Protesters on Sunday also called for a boycott of brands they accuse of supporting Israel.
“We call on Morocco to end diplomatic relations with Israel,” said Ahmed El Yandouzi, as he was queuing to sign a petition with a Palestinian scarf around his neck.
Although Morocco and Israel have not yet completed the process of setting up full embassies in each other’s countries as they agreed to do, they have moved closer together, signing a defense cooperation pact.
The PJD was in office when Morocco agreed the normalization deal with Israel, with its then leader Saad Dine El Otmani signing it as prime minister, but the policy was ultimately set by King Mohammed, who sets overall strategy.
The new PJD leader, Abdelilah Benkirane, has said signing the agreement was a mistake.
The royal court has previously asked the PJD to stop criticizing Morocco’s ties with Israel.
Violence Escalates Between Israel, Lebanon’s Hezbollah
Violence escalated at Lebanon’s border with Israel on Sunday as the terrorist group Hezbollah launched explosive drones and powerful missiles at Israeli positions and Israeli air strikes rocked several towns and villages in south Lebanon.
Israel and the Iran-backed Hezbollah have been trading fire since the war in Gaza erupted two months ago, in their worst hostilities since a 2006 conflict. The violence has largely been contained to the border area.
Israeli attacks in south Lebanon included air strikes on the town of Aitaroun which destroyed and damaged numerous houses, Lebanon’s National News Agency said. It did not say if there were any casualties.
The Israeli army did not immediately respond to a request for comment.

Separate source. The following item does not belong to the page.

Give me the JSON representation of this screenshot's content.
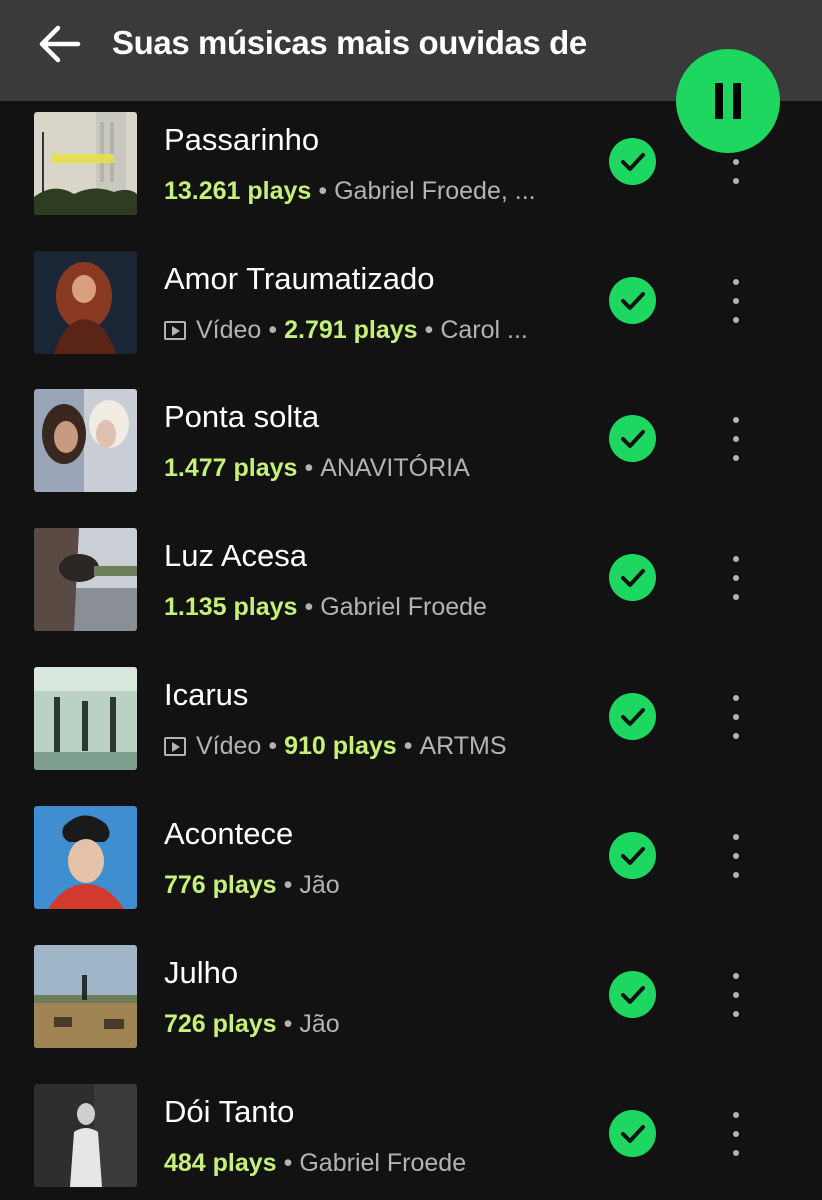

Senior Hezbollah politician Hassan Fadlallah, in a statement sent to Reuters, said Israeli air strikes were a “new escalation” to which the group was responding with new types of attacks, be it “in the nature of the weapons (used) or the targeted sites.”
The Israeli army earlier said “suspicious aerial targets” had crossed from Lebanon and two were intercepted. Two Israeli soldiers were moderately wounded and a number of others lightly injured from shrapnel and smoke inhalation, it said.
Israeli fighter jets carried out “an extensive series of strikes on Hezbollah terror targets in Lebanese territory,” it said. Sirens sounded in Israel at several locations at the border.
In Beirut, residents saw what appeared to be two warplanes streaking across a clear blue sky, leaving vapor trails behind them.
Hezbollah statements say its attacks aim to support Palestinians in the Gaza Strip.
Senior Hezbollah official Sheikh Ali Damoush said in a speech on Sunday the group would continue in its effort to “exhaust the enemy, and will not stop unless the aggression against Gaza and Lebanon stops.”
Israeli Prime Minister Benjamin Netanyahu has warned that Beirut would be turned “into Gaza” if Hezbollah started an all-out war.
In one of several attacks announced by Hezbollah on Sunday, the group said it had launched the explosive drones at an Israeli command position near Ya’ara. In another, Hezbollah said it had fired Burkan (Volcano) missiles, which carry hundreds of kilograms of explosives.
Israeli air strikes were also reported on the outskirts of the Lebanese village of Yaroun, not far from the location of another of the Israeli positions Hezbollah said it had targeted on Sunday.
Those air strikes broke windows of houses, shops and a school in the nearby village of Rmeich, Toni Elias, a priest in Rmeich, told Reuters by phone.
Violence at the border has killed more than 120 people in Lebanon, including 85 Hezbollah fighters and 16 civilians. In Israel, the hostilities have killed seven soldiers and four civilians.
The post Violence Escalates Between Israel, Lebanon’s Hezbollah first appeared on Algemeiner.com.